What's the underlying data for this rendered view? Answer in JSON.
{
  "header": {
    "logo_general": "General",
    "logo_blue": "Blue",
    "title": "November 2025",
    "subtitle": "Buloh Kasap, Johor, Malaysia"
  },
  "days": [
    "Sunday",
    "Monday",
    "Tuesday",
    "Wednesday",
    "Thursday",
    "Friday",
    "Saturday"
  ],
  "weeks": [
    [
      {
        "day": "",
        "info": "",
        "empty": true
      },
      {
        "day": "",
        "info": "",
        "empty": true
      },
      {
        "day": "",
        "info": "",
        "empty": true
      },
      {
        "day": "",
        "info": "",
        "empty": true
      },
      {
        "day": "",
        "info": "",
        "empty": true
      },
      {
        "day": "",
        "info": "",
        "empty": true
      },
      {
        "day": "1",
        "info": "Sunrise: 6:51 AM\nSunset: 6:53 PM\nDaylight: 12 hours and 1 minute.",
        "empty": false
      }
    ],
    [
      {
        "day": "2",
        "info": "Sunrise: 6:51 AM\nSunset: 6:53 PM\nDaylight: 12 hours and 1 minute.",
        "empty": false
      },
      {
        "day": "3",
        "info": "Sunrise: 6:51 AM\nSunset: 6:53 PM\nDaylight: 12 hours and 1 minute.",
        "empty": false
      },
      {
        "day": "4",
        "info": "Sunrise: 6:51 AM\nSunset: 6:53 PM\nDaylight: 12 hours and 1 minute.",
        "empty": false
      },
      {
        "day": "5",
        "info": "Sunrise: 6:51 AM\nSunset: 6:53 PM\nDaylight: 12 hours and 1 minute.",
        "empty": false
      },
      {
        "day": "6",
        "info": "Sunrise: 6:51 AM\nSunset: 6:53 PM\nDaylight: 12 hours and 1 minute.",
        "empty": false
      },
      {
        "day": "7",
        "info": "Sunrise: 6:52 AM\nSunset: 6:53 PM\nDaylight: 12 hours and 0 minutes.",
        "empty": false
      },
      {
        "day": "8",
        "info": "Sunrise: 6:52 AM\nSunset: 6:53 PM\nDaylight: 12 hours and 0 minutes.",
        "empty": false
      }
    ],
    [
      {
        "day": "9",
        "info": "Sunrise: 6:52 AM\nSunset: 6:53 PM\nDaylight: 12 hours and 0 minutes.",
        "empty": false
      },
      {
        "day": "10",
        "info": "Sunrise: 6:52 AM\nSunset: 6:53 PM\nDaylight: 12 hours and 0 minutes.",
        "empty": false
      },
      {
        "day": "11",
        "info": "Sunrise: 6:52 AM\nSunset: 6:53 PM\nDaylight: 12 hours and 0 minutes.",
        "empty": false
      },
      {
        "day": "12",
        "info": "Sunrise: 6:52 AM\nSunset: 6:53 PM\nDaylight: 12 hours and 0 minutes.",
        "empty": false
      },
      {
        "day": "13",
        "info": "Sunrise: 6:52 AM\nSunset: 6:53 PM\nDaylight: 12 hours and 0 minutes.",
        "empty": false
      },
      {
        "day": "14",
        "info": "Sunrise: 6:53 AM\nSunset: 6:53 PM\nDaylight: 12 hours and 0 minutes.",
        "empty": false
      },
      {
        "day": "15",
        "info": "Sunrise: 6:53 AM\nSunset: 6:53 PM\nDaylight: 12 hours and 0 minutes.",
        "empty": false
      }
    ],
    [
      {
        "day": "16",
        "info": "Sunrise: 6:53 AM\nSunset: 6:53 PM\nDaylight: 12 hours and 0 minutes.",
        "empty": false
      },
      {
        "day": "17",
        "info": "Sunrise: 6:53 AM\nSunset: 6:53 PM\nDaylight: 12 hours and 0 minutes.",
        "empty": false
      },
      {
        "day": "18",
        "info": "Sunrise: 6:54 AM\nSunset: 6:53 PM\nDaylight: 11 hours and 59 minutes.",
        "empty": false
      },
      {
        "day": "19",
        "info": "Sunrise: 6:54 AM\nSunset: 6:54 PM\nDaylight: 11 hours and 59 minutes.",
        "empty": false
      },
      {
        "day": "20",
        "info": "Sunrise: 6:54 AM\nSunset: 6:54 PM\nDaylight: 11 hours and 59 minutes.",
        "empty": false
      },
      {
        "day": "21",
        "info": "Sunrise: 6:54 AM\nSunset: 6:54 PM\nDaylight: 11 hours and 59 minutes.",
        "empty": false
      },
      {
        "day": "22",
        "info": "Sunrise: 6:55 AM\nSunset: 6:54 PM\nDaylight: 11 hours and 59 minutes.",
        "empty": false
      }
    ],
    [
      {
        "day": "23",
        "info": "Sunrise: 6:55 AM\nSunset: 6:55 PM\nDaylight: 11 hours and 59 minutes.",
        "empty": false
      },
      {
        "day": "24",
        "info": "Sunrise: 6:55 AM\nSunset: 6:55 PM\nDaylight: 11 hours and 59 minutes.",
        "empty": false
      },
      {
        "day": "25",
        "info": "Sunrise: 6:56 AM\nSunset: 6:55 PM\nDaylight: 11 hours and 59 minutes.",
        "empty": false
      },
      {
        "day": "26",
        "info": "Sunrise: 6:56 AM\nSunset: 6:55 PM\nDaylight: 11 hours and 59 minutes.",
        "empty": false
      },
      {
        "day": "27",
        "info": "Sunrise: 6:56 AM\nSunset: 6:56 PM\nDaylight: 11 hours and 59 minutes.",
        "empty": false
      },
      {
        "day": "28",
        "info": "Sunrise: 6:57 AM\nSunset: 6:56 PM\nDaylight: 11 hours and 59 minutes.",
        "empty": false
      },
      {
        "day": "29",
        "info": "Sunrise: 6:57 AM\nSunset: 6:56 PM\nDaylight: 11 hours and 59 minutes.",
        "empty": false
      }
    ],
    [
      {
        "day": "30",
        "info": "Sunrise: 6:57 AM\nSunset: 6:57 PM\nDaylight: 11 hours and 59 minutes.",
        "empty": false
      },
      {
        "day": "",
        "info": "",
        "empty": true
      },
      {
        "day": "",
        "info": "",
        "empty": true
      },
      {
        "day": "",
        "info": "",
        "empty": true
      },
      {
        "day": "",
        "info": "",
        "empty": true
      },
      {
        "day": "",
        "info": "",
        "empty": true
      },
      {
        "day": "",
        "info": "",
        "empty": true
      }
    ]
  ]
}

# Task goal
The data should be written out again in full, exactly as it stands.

# Solution for this task
What's the underlying data for this rendered view? Answer in JSON.
{
  "header": {
    "logo_general": "General",
    "logo_blue": "Blue",
    "title": "November 2025",
    "subtitle": "Buloh Kasap, Johor, Malaysia"
  },
  "days": [
    "Sunday",
    "Monday",
    "Tuesday",
    "Wednesday",
    "Thursday",
    "Friday",
    "Saturday"
  ],
  "weeks": [
    [
      {
        "day": "",
        "info": "",
        "empty": true
      },
      {
        "day": "",
        "info": "",
        "empty": true
      },
      {
        "day": "",
        "info": "",
        "empty": true
      },
      {
        "day": "",
        "info": "",
        "empty": true
      },
      {
        "day": "",
        "info": "",
        "empty": true
      },
      {
        "day": "",
        "info": "",
        "empty": true
      },
      {
        "day": "1",
        "info": "Sunrise: 6:51 AM\nSunset: 6:53 PM\nDaylight: 12 hours and 1 minute.",
        "empty": false
      }
    ],
    [
      {
        "day": "2",
        "info": "Sunrise: 6:51 AM\nSunset: 6:53 PM\nDaylight: 12 hours and 1 minute.",
        "empty": false
      },
      {
        "day": "3",
        "info": "Sunrise: 6:51 AM\nSunset: 6:53 PM\nDaylight: 12 hours and 1 minute.",
        "empty": false
      },
      {
        "day": "4",
        "info": "Sunrise: 6:51 AM\nSunset: 6:53 PM\nDaylight: 12 hours and 1 minute.",
        "empty": false
      },
      {
        "day": "5",
        "info": "Sunrise: 6:51 AM\nSunset: 6:53 PM\nDaylight: 12 hours and 1 minute.",
        "empty": false
      },
      {
        "day": "6",
        "info": "Sunrise: 6:51 AM\nSunset: 6:53 PM\nDaylight: 12 hours and 1 minute.",
        "empty": false
      },
      {
        "day": "7",
        "info": "Sunrise: 6:52 AM\nSunset: 6:53 PM\nDaylight: 12 hours and 0 minutes.",
        "empty": false
      },
      {
        "day": "8",
        "info": "Sunrise: 6:52 AM\nSunset: 6:53 PM\nDaylight: 12 hours and 0 minutes.",
        "empty": false
      }
    ],
    [
      {
        "day": "9",
        "info": "Sunrise: 6:52 AM\nSunset: 6:53 PM\nDaylight: 12 hours and 0 minutes.",
        "empty": false
      },
      {
        "day": "10",
        "info": "Sunrise: 6:52 AM\nSunset: 6:53 PM\nDaylight: 12 hours and 0 minutes.",
        "empty": false
      },
      {
        "day": "11",
        "info": "Sunrise: 6:52 AM\nSunset: 6:53 PM\nDaylight: 12 hours and 0 minutes.",
        "empty": false
      },
      {
        "day": "12",
        "info": "Sunrise: 6:52 AM\nSunset: 6:53 PM\nDaylight: 12 hours and 0 minutes.",
        "empty": false
      },
      {
        "day": "13",
        "info": "Sunrise: 6:52 AM\nSunset: 6:53 PM\nDaylight: 12 hours and 0 minutes.",
        "empty": false
      },
      {
        "day": "14",
        "info": "Sunrise: 6:53 AM\nSunset: 6:53 PM\nDaylight: 12 hours and 0 minutes.",
        "empty": false
      },
      {
        "day": "15",
        "info": "Sunrise: 6:53 AM\nSunset: 6:53 PM\nDaylight: 12 hours and 0 minutes.",
        "empty": false
      }
    ],
    [
      {
        "day": "16",
        "info": "Sunrise: 6:53 AM\nSunset: 6:53 PM\nDaylight: 12 hours and 0 minutes.",
        "empty": false
      },
      {
        "day": "17",
        "info": "Sunrise: 6:53 AM\nSunset: 6:53 PM\nDaylight: 12 hours and 0 minutes.",
        "empty": false
      },
      {
        "day": "18",
        "info": "Sunrise: 6:54 AM\nSunset: 6:53 PM\nDaylight: 11 hours and 59 minutes.",
        "empty": false
      },
      {
        "day": "19",
        "info": "Sunrise: 6:54 AM\nSunset: 6:54 PM\nDaylight: 11 hours and 59 minutes.",
        "empty": false
      },
      {
        "day": "20",
        "info": "Sunrise: 6:54 AM\nSunset: 6:54 PM\nDaylight: 11 hours and 59 minutes.",
        "empty": false
      },
      {
        "day": "21",
        "info": "Sunrise: 6:54 AM\nSunset: 6:54 PM\nDaylight: 11 hours and 59 minutes.",
        "empty": false
      },
      {
        "day": "22",
        "info": "Sunrise: 6:55 AM\nSunset: 6:54 PM\nDaylight: 11 hours and 59 minutes.",
        "empty": false
      }
    ],
    [
      {
        "day": "23",
        "info": "Sunrise: 6:55 AM\nSunset: 6:55 PM\nDaylight: 11 hours and 59 minutes.",
        "empty": false
      },
      {
        "day": "24",
        "info": "Sunrise: 6:55 AM\nSunset: 6:55 PM\nDaylight: 11 hours and 59 minutes.",
        "empty": false
      },
      {
        "day": "25",
        "info": "Sunrise: 6:56 AM\nSunset: 6:55 PM\nDaylight: 11 hours and 59 minutes.",
        "empty": false
      },
      {
        "day": "26",
        "info": "Sunrise: 6:56 AM\nSunset: 6:55 PM\nDaylight: 11 hours and 59 minutes.",
        "empty": false
      },
      {
        "day": "27",
        "info": "Sunrise: 6:56 AM\nSunset: 6:56 PM\nDaylight: 11 hours and 59 minutes.",
        "empty": false
      },
      {
        "day": "28",
        "info": "Sunrise: 6:57 AM\nSunset: 6:56 PM\nDaylight: 11 hours and 59 minutes.",
        "empty": false
      },
      {
        "day": "29",
        "info": "Sunrise: 6:57 AM\nSunset: 6:56 PM\nDaylight: 11 hours and 59 minutes.",
        "empty": false
      }
    ],
    [
      {
        "day": "30",
        "info": "Sunrise: 6:57 AM\nSunset: 6:57 PM\nDaylight: 11 hours and 59 minutes.",
        "empty": false
      },
      {
        "day": "",
        "info": "",
        "empty": true
      },
      {
        "day": "",
        "info": "",
        "empty": true
      },
      {
        "day": "",
        "info": "",
        "empty": true
      },
      {
        "day": "",
        "info": "",
        "empty": true
      },
      {
        "day": "",
        "info": "",
        "empty": true
      },
      {
        "day": "",
        "info": "",
        "empty": true
      }
    ]
  ]
}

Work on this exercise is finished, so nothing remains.